SOURCE INFORMATION >>
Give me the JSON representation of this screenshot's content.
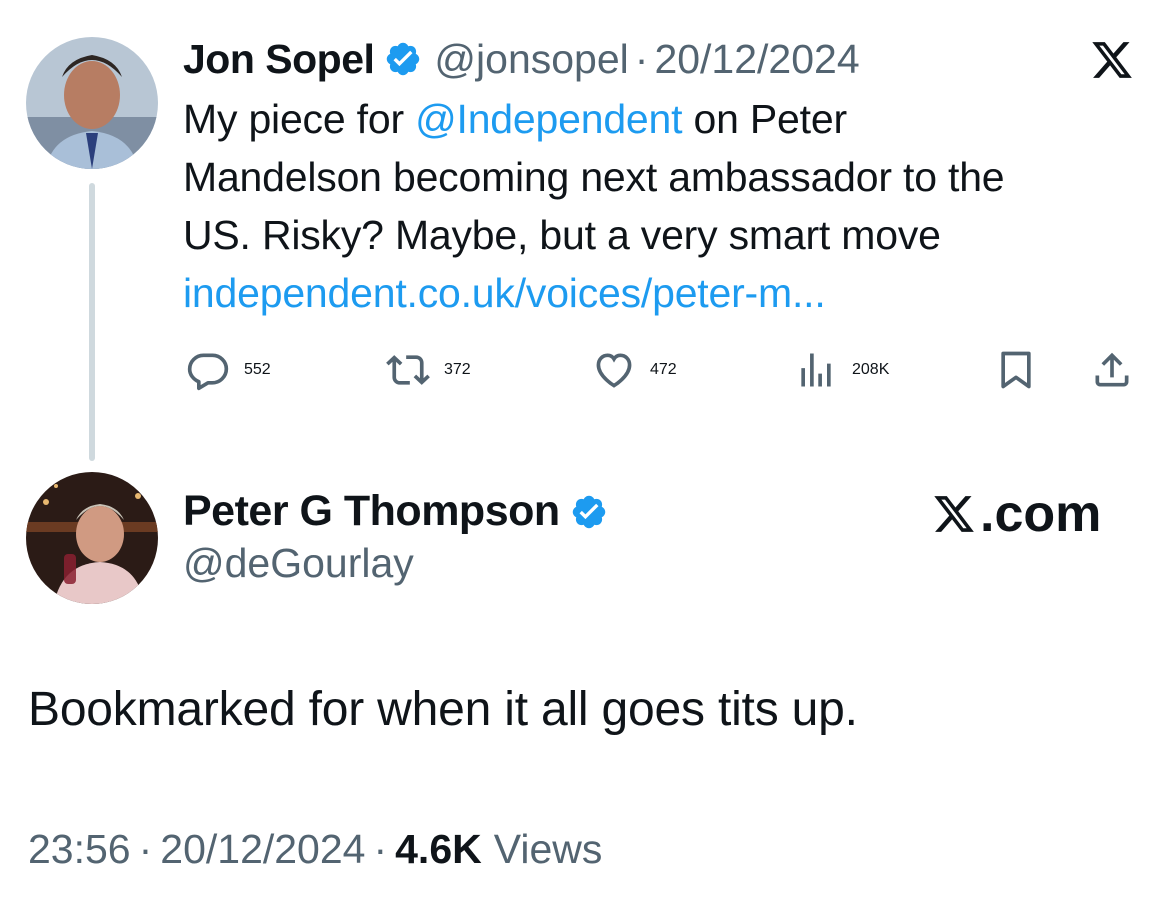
{
  "quoted_tweet": {
    "author_name": "Jon Sopel",
    "handle": "@jonsopel",
    "separator": "·",
    "date": "20/12/2024",
    "avatar_icon": "user-avatar-photo",
    "verified_icon": "verified-badge-icon",
    "platform_icon": "x-logo-icon",
    "body_lines": {
      "line1_prefix": "My piece for ",
      "line1_mention": "@Independent",
      "line1_suffix": " on Peter",
      "line2": "Mandelson becoming next ambassador to the",
      "line3": "US. Risky? Maybe, but a very smart move",
      "line4_link": "independent.co.uk/voices/peter-m..."
    },
    "actions": {
      "replies": "552",
      "reposts": "372",
      "likes": "472",
      "views": "208K"
    }
  },
  "reply_tweet": {
    "author_name": "Peter G Thompson",
    "handle": "@deGourlay",
    "site_label": ".com",
    "text": "Bookmarked for when it all goes tits up.",
    "time": "23:56",
    "separator": "·",
    "date": "20/12/2024",
    "views_count": "4.6K",
    "views_label": "Views"
  },
  "colors": {
    "accent": "#1d9bf0",
    "text": "#0f1419",
    "muted": "#536471",
    "thread_line": "#cfd9de"
  }
}
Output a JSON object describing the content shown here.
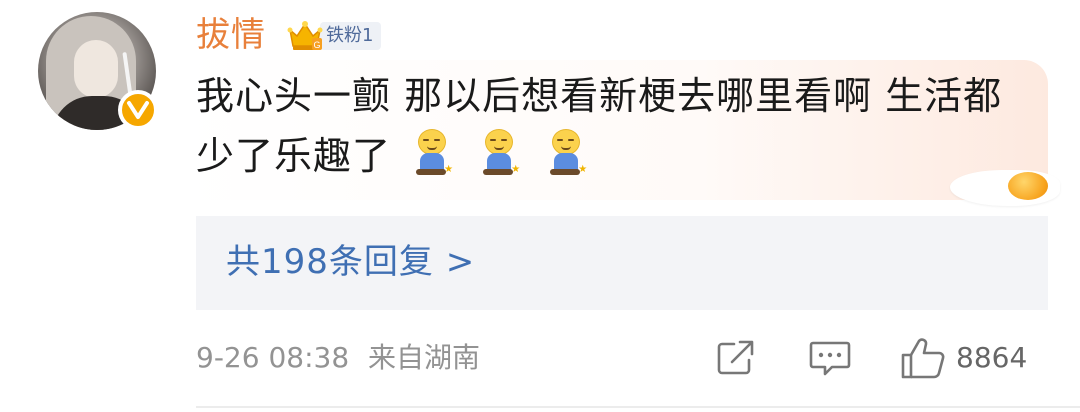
{
  "user": {
    "name": "拔情",
    "fan_badge": "铁粉1",
    "verified_icon": "verified-v-icon"
  },
  "comment": {
    "text": "我心头一颤 那以后想看新梗去哪里看啊 生活都少了乐趣了",
    "emojis": [
      "emoji-kneel",
      "emoji-kneel",
      "emoji-kneel"
    ]
  },
  "replies": {
    "label": "共198条回复 >"
  },
  "footer": {
    "date": "9-26 08:38",
    "location": "来自湖南",
    "likes": "8864",
    "icons": [
      "share-icon",
      "comment-icon",
      "thumbs-up-icon"
    ]
  },
  "colors": {
    "username": "#e8803b",
    "link": "#3f6fb3",
    "meta": "#939393",
    "badge_text": "#4f6a9a"
  }
}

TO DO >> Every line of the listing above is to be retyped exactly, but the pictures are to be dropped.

ANSWER FOR THE TASK >>
Give me the JSON representation of this screenshot's content.
{
  "quoted_tweet": {
    "author_name": "Jon Sopel",
    "handle": "@jonsopel",
    "separator": "·",
    "date": "20/12/2024",
    "avatar_icon": "user-avatar-photo",
    "verified_icon": "verified-badge-icon",
    "platform_icon": "x-logo-icon",
    "body_lines": {
      "line1_prefix": "My piece for ",
      "line1_mention": "@Independent",
      "line1_suffix": " on Peter",
      "line2": "Mandelson becoming next ambassador to the",
      "line3": "US. Risky? Maybe, but a very smart move",
      "line4_link": "independent.co.uk/voices/peter-m..."
    },
    "actions": {
      "replies": "552",
      "reposts": "372",
      "likes": "472",
      "views": "208K"
    }
  },
  "reply_tweet": {
    "author_name": "Peter G Thompson",
    "handle": "@deGourlay",
    "site_label": ".com",
    "text": "Bookmarked for when it all goes tits up.",
    "time": "23:56",
    "separator": "·",
    "date": "20/12/2024",
    "views_count": "4.6K",
    "views_label": "Views"
  },
  "colors": {
    "accent": "#1d9bf0",
    "text": "#0f1419",
    "muted": "#536471",
    "thread_line": "#cfd9de"
  }
}
Output a JSON object describing the content shown here.
{
  "user": {
    "name": "拔情",
    "fan_badge": "铁粉1",
    "verified_icon": "verified-v-icon"
  },
  "comment": {
    "text": "我心头一颤 那以后想看新梗去哪里看啊 生活都少了乐趣了",
    "emojis": [
      "emoji-kneel",
      "emoji-kneel",
      "emoji-kneel"
    ]
  },
  "replies": {
    "label": "共198条回复 >"
  },
  "footer": {
    "date": "9-26 08:38",
    "location": "来自湖南",
    "likes": "8864",
    "icons": [
      "share-icon",
      "comment-icon",
      "thumbs-up-icon"
    ]
  },
  "colors": {
    "username": "#e8803b",
    "link": "#3f6fb3",
    "meta": "#939393",
    "badge_text": "#4f6a9a"
  }
}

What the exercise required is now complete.